**TASK INSTRUCTIONS:**
Give back the data below exactly as it was given.
======
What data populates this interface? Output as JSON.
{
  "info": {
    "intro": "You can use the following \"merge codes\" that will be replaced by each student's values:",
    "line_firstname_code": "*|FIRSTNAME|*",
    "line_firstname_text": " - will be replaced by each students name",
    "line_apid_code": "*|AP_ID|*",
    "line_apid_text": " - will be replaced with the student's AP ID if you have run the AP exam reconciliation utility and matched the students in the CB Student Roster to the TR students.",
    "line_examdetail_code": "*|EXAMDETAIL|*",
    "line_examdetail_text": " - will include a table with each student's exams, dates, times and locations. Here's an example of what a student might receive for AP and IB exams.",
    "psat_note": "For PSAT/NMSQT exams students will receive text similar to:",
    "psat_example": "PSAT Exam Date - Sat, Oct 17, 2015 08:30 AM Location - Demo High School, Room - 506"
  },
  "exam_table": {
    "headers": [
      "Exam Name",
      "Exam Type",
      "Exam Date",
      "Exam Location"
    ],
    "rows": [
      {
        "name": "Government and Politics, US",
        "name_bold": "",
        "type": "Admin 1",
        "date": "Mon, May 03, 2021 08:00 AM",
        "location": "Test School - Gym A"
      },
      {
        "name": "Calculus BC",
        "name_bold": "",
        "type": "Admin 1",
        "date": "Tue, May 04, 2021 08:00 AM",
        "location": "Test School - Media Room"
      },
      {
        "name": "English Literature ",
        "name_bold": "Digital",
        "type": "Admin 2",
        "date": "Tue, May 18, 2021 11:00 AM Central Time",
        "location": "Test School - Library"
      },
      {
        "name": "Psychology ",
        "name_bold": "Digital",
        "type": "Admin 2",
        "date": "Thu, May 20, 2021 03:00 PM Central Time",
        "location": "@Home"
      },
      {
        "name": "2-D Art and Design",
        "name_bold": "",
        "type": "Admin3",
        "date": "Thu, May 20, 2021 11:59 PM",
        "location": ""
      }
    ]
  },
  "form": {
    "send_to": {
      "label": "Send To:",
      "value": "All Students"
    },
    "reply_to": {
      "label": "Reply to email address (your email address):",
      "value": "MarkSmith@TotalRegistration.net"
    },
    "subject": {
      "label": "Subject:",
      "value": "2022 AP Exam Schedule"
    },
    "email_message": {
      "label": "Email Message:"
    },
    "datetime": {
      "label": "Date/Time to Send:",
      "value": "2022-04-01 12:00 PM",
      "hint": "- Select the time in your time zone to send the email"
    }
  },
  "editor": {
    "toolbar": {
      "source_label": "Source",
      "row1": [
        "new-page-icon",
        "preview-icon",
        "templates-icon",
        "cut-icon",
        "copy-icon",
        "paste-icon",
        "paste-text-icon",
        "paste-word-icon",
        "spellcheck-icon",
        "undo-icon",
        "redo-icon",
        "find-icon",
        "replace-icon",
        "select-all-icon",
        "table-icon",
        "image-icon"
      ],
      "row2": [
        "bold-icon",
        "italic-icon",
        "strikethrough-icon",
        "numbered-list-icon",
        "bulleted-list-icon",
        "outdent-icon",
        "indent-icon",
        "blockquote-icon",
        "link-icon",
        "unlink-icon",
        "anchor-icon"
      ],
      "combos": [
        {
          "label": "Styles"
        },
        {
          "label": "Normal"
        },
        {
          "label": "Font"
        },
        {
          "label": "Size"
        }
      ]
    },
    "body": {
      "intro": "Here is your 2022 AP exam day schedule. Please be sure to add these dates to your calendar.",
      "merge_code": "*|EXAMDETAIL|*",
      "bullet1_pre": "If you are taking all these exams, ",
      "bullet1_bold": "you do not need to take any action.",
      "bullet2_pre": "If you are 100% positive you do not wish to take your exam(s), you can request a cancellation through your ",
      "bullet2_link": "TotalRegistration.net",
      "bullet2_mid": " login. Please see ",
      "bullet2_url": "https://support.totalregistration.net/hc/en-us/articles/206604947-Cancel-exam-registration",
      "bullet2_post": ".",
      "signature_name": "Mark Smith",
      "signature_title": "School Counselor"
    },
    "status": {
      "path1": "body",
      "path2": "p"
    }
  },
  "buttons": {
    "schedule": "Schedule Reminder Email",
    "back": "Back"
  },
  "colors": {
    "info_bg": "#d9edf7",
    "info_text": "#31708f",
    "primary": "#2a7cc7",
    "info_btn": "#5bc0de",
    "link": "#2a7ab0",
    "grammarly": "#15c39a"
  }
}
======
**SOLVED PROBLEM:**
What data populates this interface? Output as JSON.
{
  "info": {
    "intro": "You can use the following \"merge codes\" that will be replaced by each student's values:",
    "line_firstname_code": "*|FIRSTNAME|*",
    "line_firstname_text": " - will be replaced by each students name",
    "line_apid_code": "*|AP_ID|*",
    "line_apid_text": " - will be replaced with the student's AP ID if you have run the AP exam reconciliation utility and matched the students in the CB Student Roster to the TR students.",
    "line_examdetail_code": "*|EXAMDETAIL|*",
    "line_examdetail_text": " - will include a table with each student's exams, dates, times and locations. Here's an example of what a student might receive for AP and IB exams.",
    "psat_note": "For PSAT/NMSQT exams students will receive text similar to:",
    "psat_example": "PSAT Exam Date - Sat, Oct 17, 2015 08:30 AM Location - Demo High School, Room - 506"
  },
  "exam_table": {
    "headers": [
      "Exam Name",
      "Exam Type",
      "Exam Date",
      "Exam Location"
    ],
    "rows": [
      {
        "name": "Government and Politics, US",
        "name_bold": "",
        "type": "Admin 1",
        "date": "Mon, May 03, 2021 08:00 AM",
        "location": "Test School - Gym A"
      },
      {
        "name": "Calculus BC",
        "name_bold": "",
        "type": "Admin 1",
        "date": "Tue, May 04, 2021 08:00 AM",
        "location": "Test School - Media Room"
      },
      {
        "name": "English Literature ",
        "name_bold": "Digital",
        "type": "Admin 2",
        "date": "Tue, May 18, 2021 11:00 AM Central Time",
        "location": "Test School - Library"
      },
      {
        "name": "Psychology ",
        "name_bold": "Digital",
        "type": "Admin 2",
        "date": "Thu, May 20, 2021 03:00 PM Central Time",
        "location": "@Home"
      },
      {
        "name": "2-D Art and Design",
        "name_bold": "",
        "type": "Admin3",
        "date": "Thu, May 20, 2021 11:59 PM",
        "location": ""
      }
    ]
  },
  "form": {
    "send_to": {
      "label": "Send To:",
      "value": "All Students"
    },
    "reply_to": {
      "label": "Reply to email address (your email address):",
      "value": "MarkSmith@TotalRegistration.net"
    },
    "subject": {
      "label": "Subject:",
      "value": "2022 AP Exam Schedule"
    },
    "email_message": {
      "label": "Email Message:"
    },
    "datetime": {
      "label": "Date/Time to Send:",
      "value": "2022-04-01 12:00 PM",
      "hint": "- Select the time in your time zone to send the email"
    }
  },
  "editor": {
    "toolbar": {
      "source_label": "Source",
      "row1": [
        "new-page-icon",
        "preview-icon",
        "templates-icon",
        "cut-icon",
        "copy-icon",
        "paste-icon",
        "paste-text-icon",
        "paste-word-icon",
        "spellcheck-icon",
        "undo-icon",
        "redo-icon",
        "find-icon",
        "replace-icon",
        "select-all-icon",
        "table-icon",
        "image-icon"
      ],
      "row2": [
        "bold-icon",
        "italic-icon",
        "strikethrough-icon",
        "numbered-list-icon",
        "bulleted-list-icon",
        "outdent-icon",
        "indent-icon",
        "blockquote-icon",
        "link-icon",
        "unlink-icon",
        "anchor-icon"
      ],
      "combos": [
        {
          "label": "Styles"
        },
        {
          "label": "Normal"
        },
        {
          "label": "Font"
        },
        {
          "label": "Size"
        }
      ]
    },
    "body": {
      "intro": "Here is your 2022 AP exam day schedule. Please be sure to add these dates to your calendar.",
      "merge_code": "*|EXAMDETAIL|*",
      "bullet1_pre": "If you are taking all these exams, ",
      "bullet1_bold": "you do not need to take any action.",
      "bullet2_pre": "If you are 100% positive you do not wish to take your exam(s), you can request a cancellation through your ",
      "bullet2_link": "TotalRegistration.net",
      "bullet2_mid": " login. Please see ",
      "bullet2_url": "https://support.totalregistration.net/hc/en-us/articles/206604947-Cancel-exam-registration",
      "bullet2_post": ".",
      "signature_name": "Mark Smith",
      "signature_title": "School Counselor"
    },
    "status": {
      "path1": "body",
      "path2": "p"
    }
  },
  "buttons": {
    "schedule": "Schedule Reminder Email",
    "back": "Back"
  },
  "colors": {
    "info_bg": "#d9edf7",
    "info_text": "#31708f",
    "primary": "#2a7cc7",
    "info_btn": "#5bc0de",
    "link": "#2a7ab0",
    "grammarly": "#15c39a"
  }
}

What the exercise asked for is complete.